• **Work instruction**
Filter this listing down to the lines that contain the word "JSON", and copy them.

--------

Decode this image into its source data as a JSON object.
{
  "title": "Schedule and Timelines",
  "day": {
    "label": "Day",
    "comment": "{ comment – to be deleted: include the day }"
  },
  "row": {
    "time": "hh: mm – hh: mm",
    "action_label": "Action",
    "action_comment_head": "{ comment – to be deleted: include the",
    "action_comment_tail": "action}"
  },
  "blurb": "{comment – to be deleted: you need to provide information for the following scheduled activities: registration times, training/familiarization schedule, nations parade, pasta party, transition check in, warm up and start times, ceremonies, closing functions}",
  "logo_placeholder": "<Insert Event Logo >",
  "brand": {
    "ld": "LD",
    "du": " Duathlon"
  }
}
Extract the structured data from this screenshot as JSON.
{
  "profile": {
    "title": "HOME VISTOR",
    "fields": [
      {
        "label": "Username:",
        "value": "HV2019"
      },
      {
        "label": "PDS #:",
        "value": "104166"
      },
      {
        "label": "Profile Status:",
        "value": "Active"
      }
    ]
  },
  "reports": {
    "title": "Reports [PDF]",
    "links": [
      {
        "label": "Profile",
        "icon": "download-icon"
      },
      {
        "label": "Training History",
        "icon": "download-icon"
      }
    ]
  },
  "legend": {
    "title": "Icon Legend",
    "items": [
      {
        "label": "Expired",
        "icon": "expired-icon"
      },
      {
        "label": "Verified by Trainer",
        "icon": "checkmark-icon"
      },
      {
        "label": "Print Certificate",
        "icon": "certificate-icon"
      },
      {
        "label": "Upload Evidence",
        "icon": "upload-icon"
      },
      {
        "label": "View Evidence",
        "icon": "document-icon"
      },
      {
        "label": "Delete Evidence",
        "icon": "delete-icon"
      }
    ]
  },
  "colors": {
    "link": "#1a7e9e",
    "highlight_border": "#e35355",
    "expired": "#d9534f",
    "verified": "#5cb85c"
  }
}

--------

• **Expected answer**
Decode this image into its source data as a JSON object.
Extract the structured data from this screenshot as JSON.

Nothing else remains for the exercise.